But Trotsky was not to be granted his wish. After various attempts, the GPU finally managed to put an end to Trotsky’s life on 20th August 1940.
The revenge of history
When the Stalinist agent Ramon Mercader brought his pickaxe crashing down on the skull of his defenseless victim, Stalin’s wish appeared to have been granted. It is in fact a very easy thing to terminate the life of an individual. The human animal is a frail and fragile thing. It can be easily killed by a knife, a bullet or an ice pick. But it is not possible to murder an idea whose time has come.
The fight for the ideas of Leon Trotsky – the ideas of Leninism, of Bolshevism and of the October Revolution – did not end on 20 August 1940. On the contrary, that struggle continues unabated to the present day. The memory of Leon Trotsky continues to be celebrated by class conscious workers and revolutionary youth all over the world. That of Stalin, the gravedigger of the October Revolution, is reviled as that of Cain who murdered his brother in order to usurp his inheritance.
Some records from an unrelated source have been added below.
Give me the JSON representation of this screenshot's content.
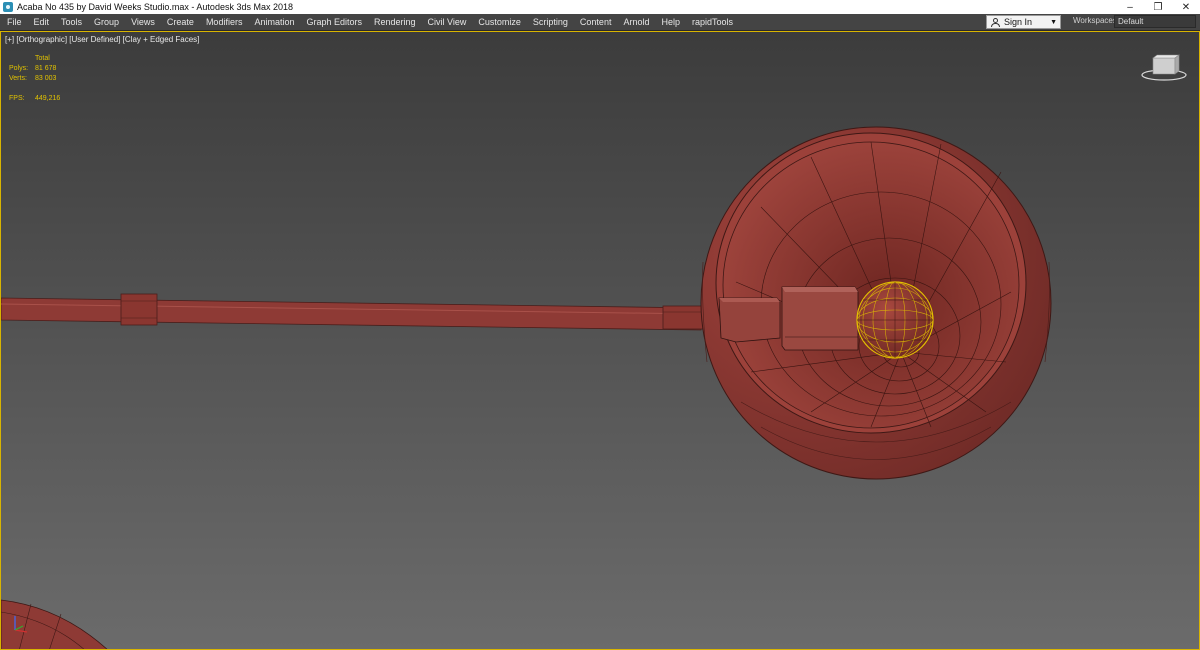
{
  "window": {
    "title": "Acaba No 435 by David Weeks Studio.max - Autodesk 3ds Max 2018",
    "controls": [
      "–",
      "❐",
      "✕"
    ]
  },
  "menubar": {
    "items": [
      "File",
      "Edit",
      "Tools",
      "Group",
      "Views",
      "Create",
      "Modifiers",
      "Animation",
      "Graph Editors",
      "Rendering",
      "Civil View",
      "Customize",
      "Scripting",
      "Content",
      "Arnold",
      "Help",
      "rapidTools"
    ],
    "signin_label": "Sign In",
    "workspaces_label": "Workspaces:",
    "workspace_value": "Default"
  },
  "viewport": {
    "label_plus": "[+]",
    "label_view": "[Orthographic]",
    "label_user": "[User Defined]",
    "label_shading": "[Clay + Edged Faces]",
    "stats": {
      "total_label": "Total",
      "polys_label": "Polys:",
      "polys_value": "81 678",
      "verts_label": "Verts:",
      "verts_value": "83 003",
      "fps_label": "FPS:",
      "fps_value": "449,216"
    }
  },
  "colors": {
    "clay": "#8e3a35",
    "selection": "#e3c100",
    "viewport_border": "#d8b400"
  }
}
In spite of everything, right up to the end, Trotsky remained absolutely firm in his revolutionary ideas. His testament reveals enormous optimism in the socialist future of humanity. But his real testament is to be found in his books and other writings, which continue to be a treasure-house of Marxist ideas for the new generation of revolutionaries. The fact that nowadays, the spectre of “Trotskyism” continues to haunt the bourgeois, reformist and Stalinist leaders is sufficient proof of the resilience of the ideas of Bolshevism-Leninism. For that, essentially, is what “Trotskyism” signifies.
After the delay of almost eight decades, Trotsky’s biography of Stalin has been reborn. In its pages the revolutionary workers and youth of today will find a treasure trove of Marxist theory and ideas, a mine of information about the history of Bolshevism and the Russian revolution and an answer to the question of how the greatest revolution in history degenerated into a monstrous totalitarian and bureaucratic regime.
The very fact that the launching of the book, which at the moment is only available in English (a Spanish translation is in preparation) is taking place in Mexico, in the house where Trotsky lived, worked and died the death of a revolutionary martyr, is a fitting monument to that great revolutionary internationalist. It is the final revenge of history against Stalin and Stalinism and a living confirmation of the vitality of the ideas of Marxism.
Please find the details about the launch event here